Landing on the sandy finger of shoreline that stretched out into the Atlantic Ocean, Henry Hudson and his men thought that they'd found a friendly place to trade as they sailed the seas in search of Asia. They were half right. The Canarsie Indians who greeted Hudson and his men were willing to trade at first and everything seemed to be going juuuust fine. Well, that quickly ended when the Canarsie tribe attacked Hudson's men, killing officer John Colman with an arrow through the throat. As dire as this sounds for Canarsie-Hudson relations, the next day the Canarsie attempted to trade again with Hudson, who responded by taking two Indians hostage and sailing away.

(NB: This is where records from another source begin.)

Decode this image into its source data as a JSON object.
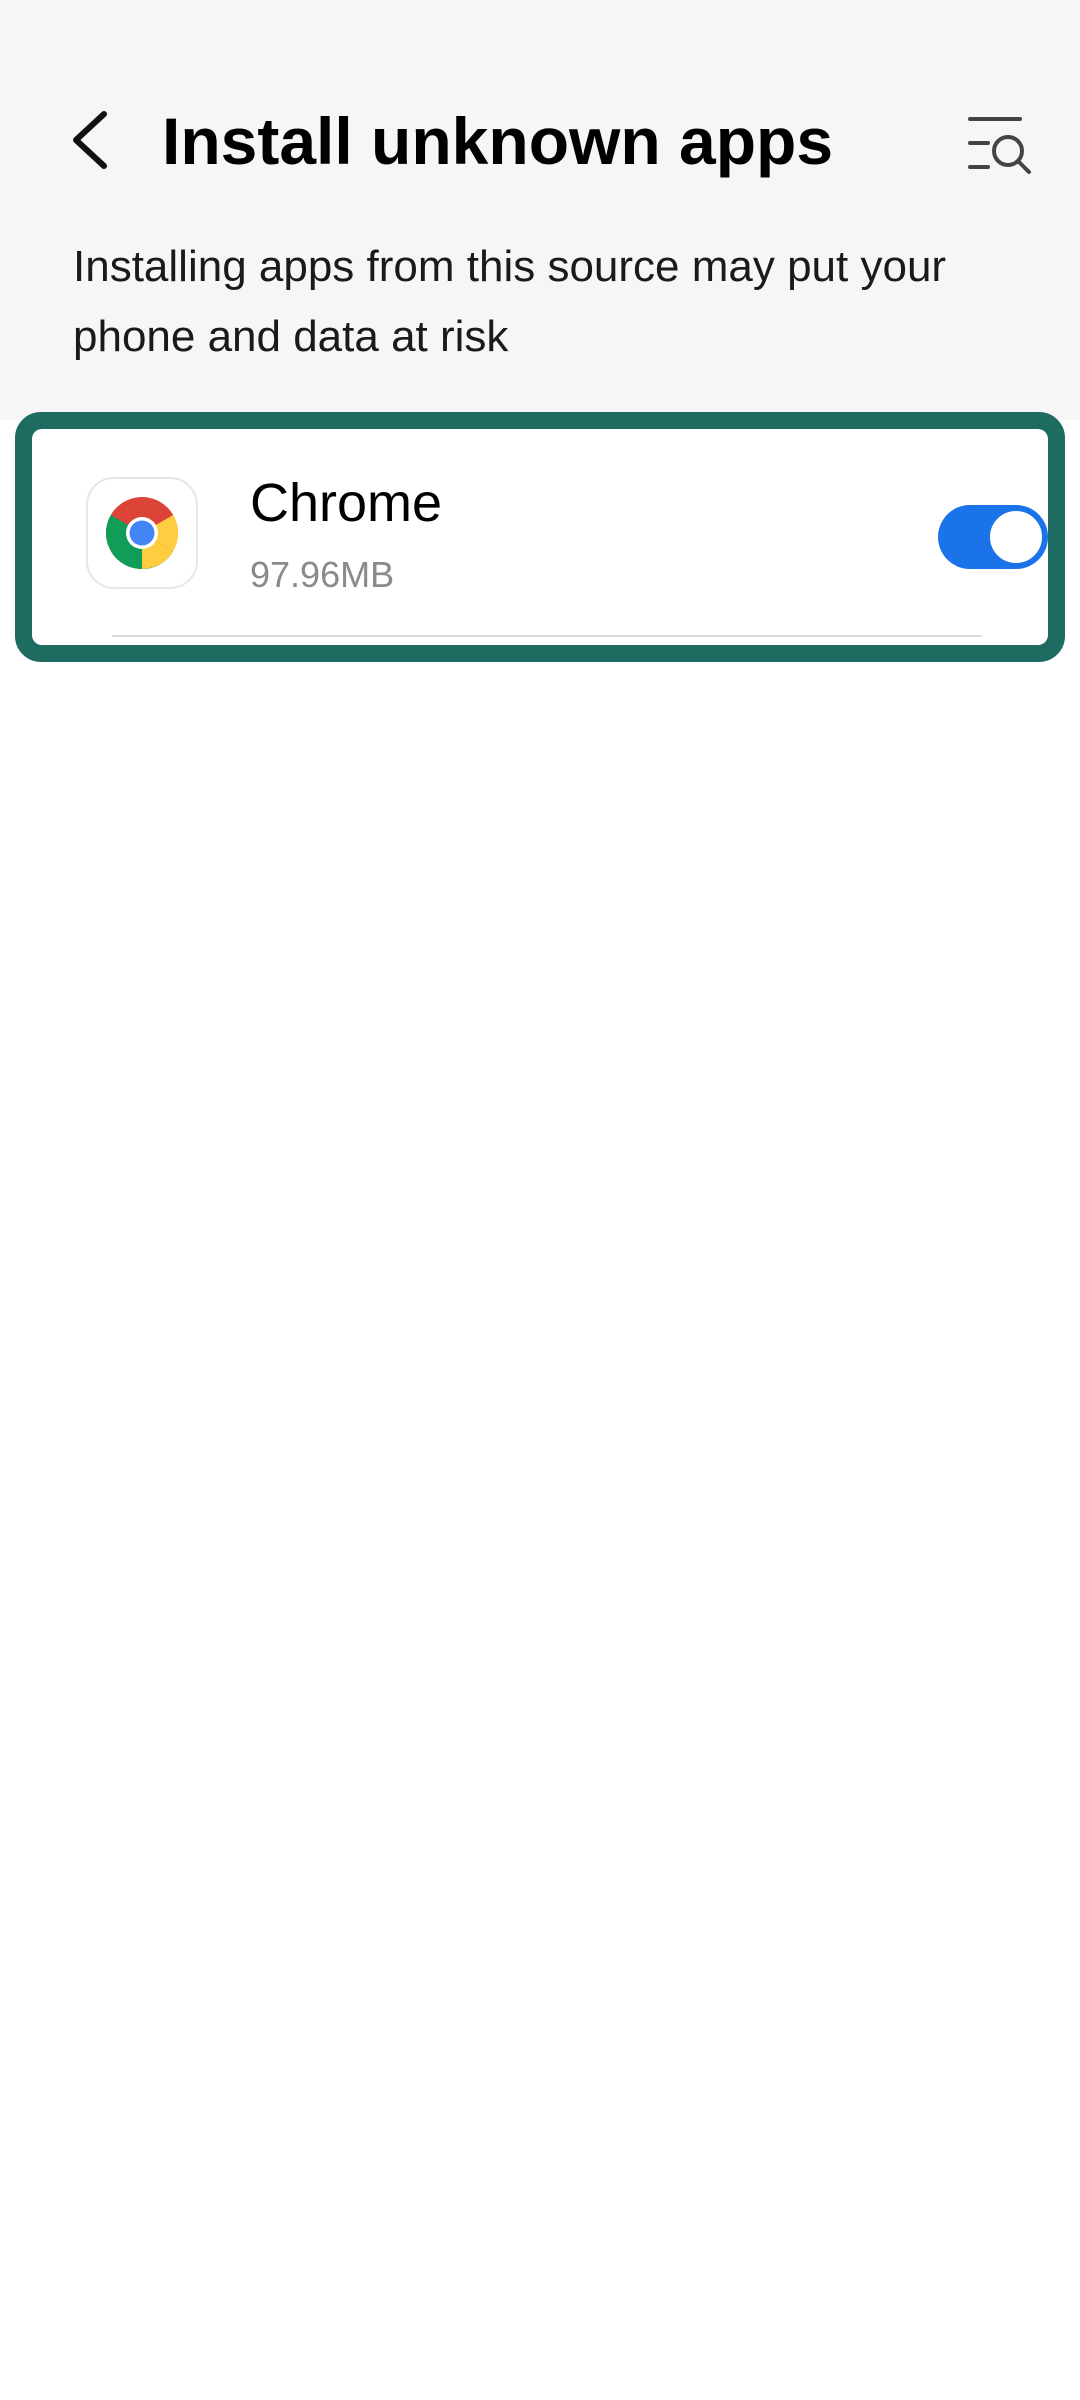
{
  "header": {
    "title": "Install unknown apps",
    "back_icon": "chevron-left-icon",
    "search_settings_icon": "list-search-icon"
  },
  "warning": {
    "text": "Installing apps from this source may put your phone and data at risk"
  },
  "apps": [
    {
      "name": "Chrome",
      "size": "97.96MB",
      "icon": "chrome-icon",
      "allowed": true
    }
  ],
  "colors": {
    "accent": "#1a73e8",
    "highlight_frame": "#1e6b62",
    "top_background": "#f6f6f6"
  }
}
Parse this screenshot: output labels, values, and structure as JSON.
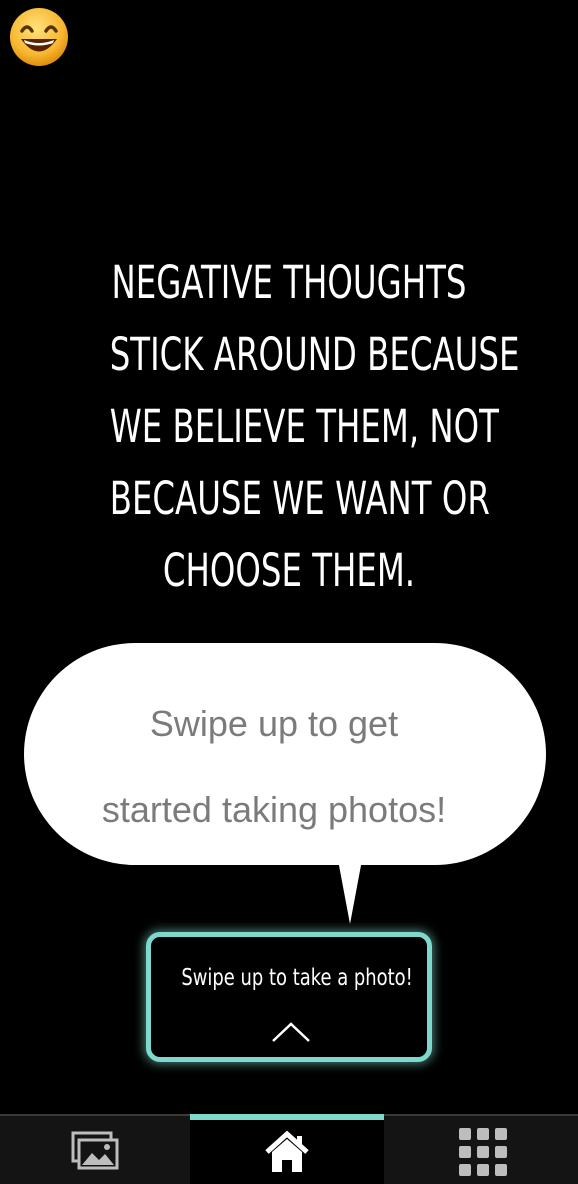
{
  "header": {
    "mood_icon": "smiling-face-icon"
  },
  "quote": {
    "lines": [
      "NEGATIVE THOUGHTS",
      "STICK AROUND BECAUSE",
      "WE BELIEVE THEM, NOT",
      "BECAUSE WE WANT OR",
      "CHOOSE THEM."
    ]
  },
  "tooltip": {
    "lines": [
      "Swipe up to get",
      "started taking photos!"
    ]
  },
  "photo_prompt": {
    "label": "Swipe up to take a photo!",
    "icon": "chevron-up-icon"
  },
  "tabbar": {
    "tabs": [
      {
        "icon": "gallery-icon",
        "active": false
      },
      {
        "icon": "home-icon",
        "active": true
      },
      {
        "icon": "grid-menu-icon",
        "active": false
      }
    ]
  },
  "colors": {
    "accent": "#7fd8cc",
    "background": "#000000",
    "bubble": "#ffffff",
    "bubble_text": "#7b7b7b"
  }
}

And that was the beginning of the European incursion into what would later be known as Coney Island. Not an incredibly auspicious way to start off, but what can you do? Maybe what you can do is not invade someone else's land? I don't know. Just a thought!
Anyway. Henry Hudson's name is inescapable in New York, but do you know what wasn't inescapable? Hudson's horrible fate. Two years after reaching the shores of Coney Island, Hudson's crew would mutiny on a trip to the far north (in an icy area off the coast of Canada that would later be dubbed Hudson Bay) and Hudson, his son, and a few other crew members would be set adrift aboard a small vessel, while the mutineers sailed south. Hudson was never heard from again.